SailGP has released its second annual Purpose and Impact Report, highlighting the successes and challenges met as the league targets sustainable growth. The new report spans SailGP’s entire 11-event third season, from the season opener in Bermuda to the Grand Final in San Francisco. From making strides in reducing boat carbon emissions to becoming the first sport organization to submit a CDP climate change disclosure, we pick out some of the best bits from the report.

ROCKWOOL Denmark diverted seven tonnes of ocean-bound plastic

Season 3 Grand Final | San Francisco | Season 3 | Denmark | Impact League Champions

Impact League winner ROCKWOOL Denmark incentivized speed and combated ocean pollution in one go by launching the ‘More Speed Less Plastic’ initiative. For each 1 km/h of speed recorded during each race, a total of 10kg of plastic litter was committed to be removed. Elsewhere, the team undertook a number of other sustainability initiatives, including creating an on-water waste management system for chase boats. All SailGP teams worked with their Race For The Future partners to undertake various sustainability initiatives throughout the season. Spain spearheaded the adoption of sustainable fuels in the league’s support fleet while France pioneered the use of a hydrogen generator to power part of the France Sail Grand Prix.

Five Season 3 events were 100% powered by clean energy

Season 4 // Mubadala Partnership Announcement // SailGP fleet with Copenhagen wind turbines

The league made significant progress in meeting its target of ensuring all SailGP events are 100% powered by clean energy by 2025. Five events of the 11-strong Season 3 calendar were powered by clean energy - compared to just one event in Season 2. In Plymouth, this was achieved by using bio-methanol and solar to power the Race Stadium, along with hydrotreated vegetable oil (HVO) for the Tech Site. In Saint-Tropez, Cadiz and San Francisco meanwhile SailGP conducted trials using various clean energy sources.

SailGP made big strides in reducing boat carbon emissions

Season 3 // SailGP support boat against the backdrop of crowds in Christchurch, New Zealand

SailGP’s aim is to have its entire on-water support fleet 100% powered by clean energy by 2025. In Season 3, the league made big steps towards this - reducing support boat carbon emissions by 13% on an event-by-event basis compared to Season 2. This was achieved by incorporating electric boats were possible and optimizing the number of operational boats.

SailGP was the first sport organization to submit a CDP climate change disclosure

Season 4 // France SailGP Team // France leads the fleet day 1

SailGP proved its commitment to accountability by becoming the first sport organization to submit a CDP climate change disclosure.
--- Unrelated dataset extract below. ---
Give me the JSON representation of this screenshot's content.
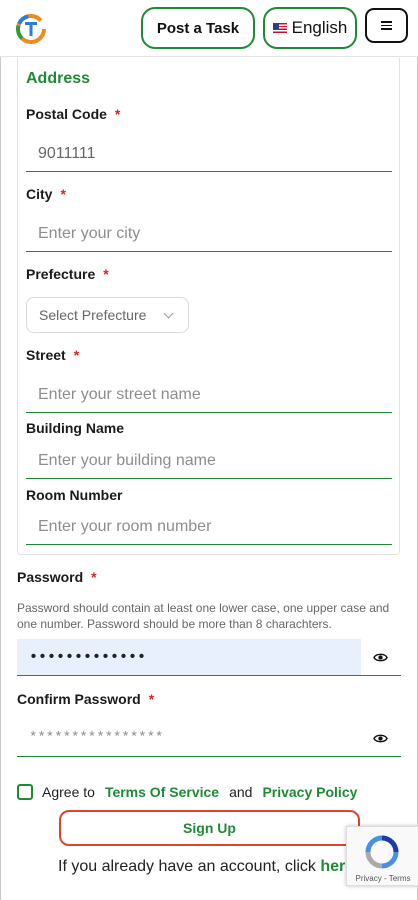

A nonprofit organization, CDP oversees a global environmental disclosure system -with hundreds of companies scored on their environmental data. Firms are graded A-D, and SailGp earned a B- score - showing the league is managing its environmental impact well.

A total of 13 local impact projects were delivered in Season 3

Season 3// Bermuda Sail Grand Prix// Bermuda Seagrass Project// Jake Lilley and Katja Salskov-Iversen

In an effort to leave a positive impact wherever the league races, SailGP worked with host cities to delivered a total of 13 local impact projects across 11 events. These ranged from installing a 100 solar panels in Plymouth and safeguarding 548 sqm of seagrass in Bermuda, to planting 5,000 native vegetation species in Chicago and donating 25 juvenile fish nurseries to the local marine ecosystem of Copenhagen.

To read the full report, click HERE.